[Stored items]
○ ○ ○
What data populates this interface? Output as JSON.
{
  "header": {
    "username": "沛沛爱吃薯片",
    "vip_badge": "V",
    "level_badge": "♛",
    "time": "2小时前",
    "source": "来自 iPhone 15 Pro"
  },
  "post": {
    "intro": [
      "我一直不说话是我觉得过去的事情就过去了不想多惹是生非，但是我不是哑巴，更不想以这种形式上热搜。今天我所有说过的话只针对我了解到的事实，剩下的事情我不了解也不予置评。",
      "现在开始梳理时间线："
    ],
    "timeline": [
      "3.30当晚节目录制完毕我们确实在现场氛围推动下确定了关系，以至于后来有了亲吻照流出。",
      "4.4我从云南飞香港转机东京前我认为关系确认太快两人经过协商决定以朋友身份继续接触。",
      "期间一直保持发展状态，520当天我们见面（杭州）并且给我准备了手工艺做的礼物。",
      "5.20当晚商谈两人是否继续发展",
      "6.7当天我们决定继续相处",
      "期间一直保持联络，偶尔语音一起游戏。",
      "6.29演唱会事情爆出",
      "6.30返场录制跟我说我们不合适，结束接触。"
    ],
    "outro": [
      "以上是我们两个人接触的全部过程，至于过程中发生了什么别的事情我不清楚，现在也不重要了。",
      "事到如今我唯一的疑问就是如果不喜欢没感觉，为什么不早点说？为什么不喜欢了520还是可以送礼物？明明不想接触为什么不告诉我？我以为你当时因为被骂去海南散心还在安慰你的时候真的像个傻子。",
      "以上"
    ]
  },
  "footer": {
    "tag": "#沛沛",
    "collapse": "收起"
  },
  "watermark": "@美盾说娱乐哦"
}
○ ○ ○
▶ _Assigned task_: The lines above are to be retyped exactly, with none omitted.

▶ _Your response_:
What data populates this interface? Output as JSON.
{
  "header": {
    "username": "沛沛爱吃薯片",
    "vip_badge": "V",
    "level_badge": "♛",
    "time": "2小时前",
    "source": "来自 iPhone 15 Pro"
  },
  "post": {
    "intro": [
      "我一直不说话是我觉得过去的事情就过去了不想多惹是生非，但是我不是哑巴，更不想以这种形式上热搜。今天我所有说过的话只针对我了解到的事实，剩下的事情我不了解也不予置评。",
      "现在开始梳理时间线："
    ],
    "timeline": [
      "3.30当晚节目录制完毕我们确实在现场氛围推动下确定了关系，以至于后来有了亲吻照流出。",
      "4.4我从云南飞香港转机东京前我认为关系确认太快两人经过协商决定以朋友身份继续接触。",
      "期间一直保持发展状态，520当天我们见面（杭州）并且给我准备了手工艺做的礼物。",
      "5.20当晚商谈两人是否继续发展",
      "6.7当天我们决定继续相处",
      "期间一直保持联络，偶尔语音一起游戏。",
      "6.29演唱会事情爆出",
      "6.30返场录制跟我说我们不合适，结束接触。"
    ],
    "outro": [
      "以上是我们两个人接触的全部过程，至于过程中发生了什么别的事情我不清楚，现在也不重要了。",
      "事到如今我唯一的疑问就是如果不喜欢没感觉，为什么不早点说？为什么不喜欢了520还是可以送礼物？明明不想接触为什么不告诉我？我以为你当时因为被骂去海南散心还在安慰你的时候真的像个傻子。",
      "以上"
    ]
  },
  "footer": {
    "tag": "#沛沛",
    "collapse": "收起"
  },
  "watermark": "@美盾说娱乐哦"
}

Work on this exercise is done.